ASSIGNED TASK
Scan the listing for the word "What" and report every line that contains it.

START RECORD SET

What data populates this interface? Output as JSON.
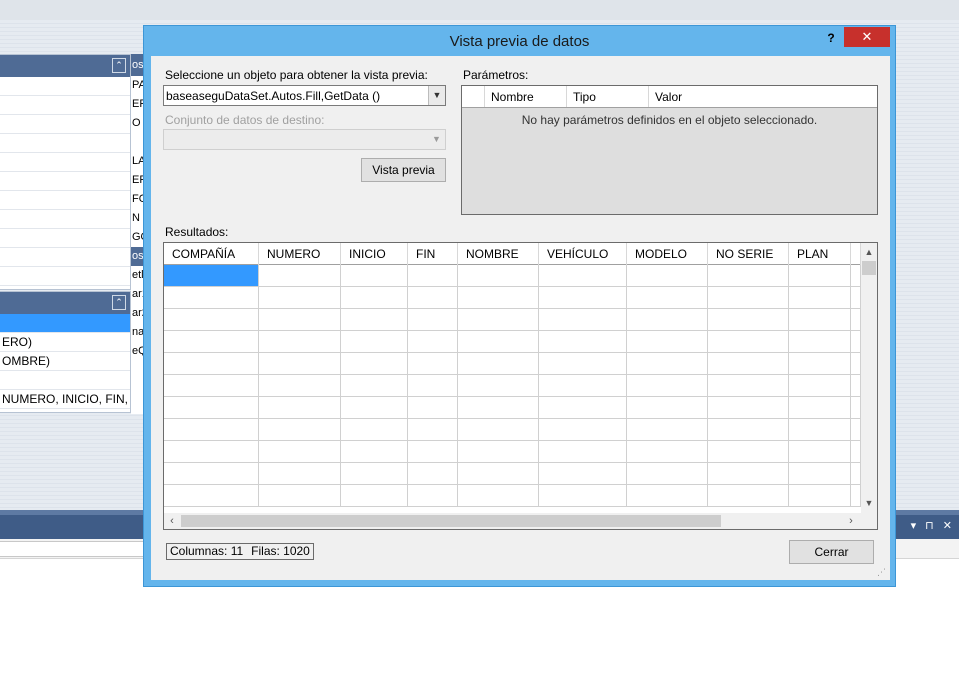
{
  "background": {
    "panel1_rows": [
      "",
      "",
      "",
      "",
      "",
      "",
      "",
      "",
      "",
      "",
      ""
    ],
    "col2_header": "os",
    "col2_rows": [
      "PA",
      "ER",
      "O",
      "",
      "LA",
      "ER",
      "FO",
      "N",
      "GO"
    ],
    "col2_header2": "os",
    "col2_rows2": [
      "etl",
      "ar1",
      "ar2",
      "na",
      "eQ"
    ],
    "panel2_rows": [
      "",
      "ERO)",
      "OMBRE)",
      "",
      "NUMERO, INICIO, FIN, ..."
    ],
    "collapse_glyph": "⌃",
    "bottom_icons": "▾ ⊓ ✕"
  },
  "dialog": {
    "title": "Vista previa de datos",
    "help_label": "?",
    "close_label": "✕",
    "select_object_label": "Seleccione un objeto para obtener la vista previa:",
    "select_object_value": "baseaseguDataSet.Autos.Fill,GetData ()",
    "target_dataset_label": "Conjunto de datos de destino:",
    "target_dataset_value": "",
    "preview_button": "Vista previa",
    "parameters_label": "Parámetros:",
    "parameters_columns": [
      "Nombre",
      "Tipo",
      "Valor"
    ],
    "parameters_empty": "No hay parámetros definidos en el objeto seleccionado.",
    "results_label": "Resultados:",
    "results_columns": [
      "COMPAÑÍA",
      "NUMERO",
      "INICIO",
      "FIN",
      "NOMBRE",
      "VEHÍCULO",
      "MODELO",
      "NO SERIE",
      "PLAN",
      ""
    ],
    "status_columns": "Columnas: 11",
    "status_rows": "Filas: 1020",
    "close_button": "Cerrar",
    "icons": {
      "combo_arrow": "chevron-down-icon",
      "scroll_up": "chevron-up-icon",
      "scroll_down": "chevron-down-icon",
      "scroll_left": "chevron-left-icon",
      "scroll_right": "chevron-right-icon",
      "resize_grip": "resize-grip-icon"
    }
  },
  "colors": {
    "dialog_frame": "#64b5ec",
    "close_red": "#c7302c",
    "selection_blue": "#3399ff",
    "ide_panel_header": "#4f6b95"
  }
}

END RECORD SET
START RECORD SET

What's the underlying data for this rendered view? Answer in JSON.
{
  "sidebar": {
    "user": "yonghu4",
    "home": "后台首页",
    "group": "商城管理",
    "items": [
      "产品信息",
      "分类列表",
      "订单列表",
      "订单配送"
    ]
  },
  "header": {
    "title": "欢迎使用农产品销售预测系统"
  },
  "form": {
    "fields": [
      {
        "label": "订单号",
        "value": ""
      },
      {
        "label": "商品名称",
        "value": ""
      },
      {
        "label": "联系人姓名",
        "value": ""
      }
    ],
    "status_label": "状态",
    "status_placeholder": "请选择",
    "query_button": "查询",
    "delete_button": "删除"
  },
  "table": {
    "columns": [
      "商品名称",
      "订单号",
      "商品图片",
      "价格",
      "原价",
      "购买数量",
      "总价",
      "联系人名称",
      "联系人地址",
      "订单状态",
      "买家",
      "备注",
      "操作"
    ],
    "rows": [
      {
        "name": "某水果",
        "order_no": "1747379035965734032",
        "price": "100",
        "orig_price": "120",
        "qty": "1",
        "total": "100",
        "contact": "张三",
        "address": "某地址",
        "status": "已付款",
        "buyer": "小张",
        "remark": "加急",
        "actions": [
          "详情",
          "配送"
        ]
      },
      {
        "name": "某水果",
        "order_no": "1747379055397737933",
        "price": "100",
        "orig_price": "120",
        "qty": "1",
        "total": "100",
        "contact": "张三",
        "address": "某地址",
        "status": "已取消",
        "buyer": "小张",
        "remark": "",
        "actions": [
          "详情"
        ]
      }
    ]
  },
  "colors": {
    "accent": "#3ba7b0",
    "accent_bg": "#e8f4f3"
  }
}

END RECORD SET

ANSWER AREA
What data populates this interface? Output as JSON.
What's the underlying data for this rendered view? Answer in JSON.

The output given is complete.